Mr Anderson was impressed and persuaded Colin, then in S3, to change his second Intermediate 2 instrument from keyboard to voice. Later, with only a week's notice, he told Colin that he was to perform solo at an end-of-term church service, singing the spiritual Nobody Knows the Trouble I've Seen to 600 staff and students, as well as his mother Karen - a now-retired principal home economics teacher - and his father Tom, a University of Strathclyde education professor. It went so well that Colin became a regular performer at school events.

"That was very pivotal in terms of the direction I went in," Colin says. "It was the first time I'd stood in front of an audience that size. Pulling it off was a real confidence boost. My mum and dad snuck in, and they'd never really heard me sing properly, so it was a wonderful shock to them."

Colin completed a University of Glasgow degree in music and theatre and in 2010 won a scholarship to study classical voice and opera at the Royal Welsh College of Music and Drama, and graduates this month. He was offered a postgraduate in musical theatre at London's Royal Academy of Music, but opted to stay with All That Malarkey.

"I can't thank my old teachers enough - they paved the career path that I've chosen to take," he says.

The University of Glasgow's four-year professional degree programme is the main route into music teaching in Scotland. Course organisers advise that music teaching is becoming "more pupil-centred, more practical and much more individualised"

Register to continue reading for free

It only takes a moment and you'll get access to more news, plus courses, jobs and teaching resources tailored to you

Henry Hepburn

Henry Hepburn

Henry Hepburn is the news editor for Tes Scotland

Find me on Twitter @Henry_Hepburn

Latest stories

teacher cyber bullying

Are you a bystander to bullying?

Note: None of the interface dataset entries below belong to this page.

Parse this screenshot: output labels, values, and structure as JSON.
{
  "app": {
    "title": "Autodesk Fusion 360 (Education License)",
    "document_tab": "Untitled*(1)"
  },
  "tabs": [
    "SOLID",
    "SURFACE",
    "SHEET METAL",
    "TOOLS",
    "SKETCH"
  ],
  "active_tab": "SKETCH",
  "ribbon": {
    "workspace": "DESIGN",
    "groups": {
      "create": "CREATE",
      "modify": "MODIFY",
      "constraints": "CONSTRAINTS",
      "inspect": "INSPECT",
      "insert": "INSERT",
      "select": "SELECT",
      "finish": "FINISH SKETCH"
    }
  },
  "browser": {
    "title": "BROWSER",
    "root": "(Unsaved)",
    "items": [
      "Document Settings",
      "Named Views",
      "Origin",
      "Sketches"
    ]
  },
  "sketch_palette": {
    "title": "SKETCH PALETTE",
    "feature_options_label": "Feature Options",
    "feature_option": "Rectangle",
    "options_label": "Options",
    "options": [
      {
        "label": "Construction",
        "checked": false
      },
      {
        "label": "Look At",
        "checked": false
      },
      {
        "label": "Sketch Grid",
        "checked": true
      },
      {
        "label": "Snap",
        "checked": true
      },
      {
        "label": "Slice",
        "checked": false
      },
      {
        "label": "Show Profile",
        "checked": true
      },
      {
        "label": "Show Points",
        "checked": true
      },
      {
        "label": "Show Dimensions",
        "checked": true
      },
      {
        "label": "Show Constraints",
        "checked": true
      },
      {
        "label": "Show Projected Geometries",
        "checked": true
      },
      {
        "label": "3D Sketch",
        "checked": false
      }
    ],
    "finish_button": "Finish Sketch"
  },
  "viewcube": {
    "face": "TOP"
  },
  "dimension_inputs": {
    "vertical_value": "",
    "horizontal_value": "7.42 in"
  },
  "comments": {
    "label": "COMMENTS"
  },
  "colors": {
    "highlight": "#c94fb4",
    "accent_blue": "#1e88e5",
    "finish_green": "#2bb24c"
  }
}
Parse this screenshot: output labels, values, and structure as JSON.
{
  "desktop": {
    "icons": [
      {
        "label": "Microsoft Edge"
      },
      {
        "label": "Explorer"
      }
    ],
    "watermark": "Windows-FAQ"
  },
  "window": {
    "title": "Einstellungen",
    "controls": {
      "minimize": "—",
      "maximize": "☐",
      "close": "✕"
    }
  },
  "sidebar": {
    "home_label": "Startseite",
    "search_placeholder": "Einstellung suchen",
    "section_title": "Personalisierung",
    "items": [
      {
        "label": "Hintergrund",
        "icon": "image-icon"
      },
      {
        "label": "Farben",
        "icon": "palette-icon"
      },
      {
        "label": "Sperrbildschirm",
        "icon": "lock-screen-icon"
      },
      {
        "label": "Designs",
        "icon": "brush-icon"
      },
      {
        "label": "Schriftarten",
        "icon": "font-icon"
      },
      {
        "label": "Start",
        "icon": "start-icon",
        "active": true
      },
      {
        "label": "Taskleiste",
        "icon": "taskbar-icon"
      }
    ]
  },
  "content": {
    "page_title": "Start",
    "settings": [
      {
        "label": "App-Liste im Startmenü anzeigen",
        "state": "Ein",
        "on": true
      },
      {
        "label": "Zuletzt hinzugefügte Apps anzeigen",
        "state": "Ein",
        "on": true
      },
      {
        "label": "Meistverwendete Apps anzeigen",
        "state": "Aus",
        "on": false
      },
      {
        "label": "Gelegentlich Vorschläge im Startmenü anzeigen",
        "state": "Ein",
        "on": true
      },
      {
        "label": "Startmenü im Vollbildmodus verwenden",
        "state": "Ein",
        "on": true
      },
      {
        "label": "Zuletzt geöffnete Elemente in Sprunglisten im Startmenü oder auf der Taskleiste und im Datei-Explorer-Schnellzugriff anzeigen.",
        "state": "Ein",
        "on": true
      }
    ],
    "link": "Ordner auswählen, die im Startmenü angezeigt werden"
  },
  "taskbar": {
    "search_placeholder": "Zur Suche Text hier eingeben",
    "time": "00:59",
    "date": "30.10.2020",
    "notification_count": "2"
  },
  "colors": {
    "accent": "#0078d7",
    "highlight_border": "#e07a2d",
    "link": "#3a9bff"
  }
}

Workplace bullying is often not just about those directly involved, but about those who are looking on, too, finds Grainne Hallahan
Grainne Hallahan 22 Sep 2021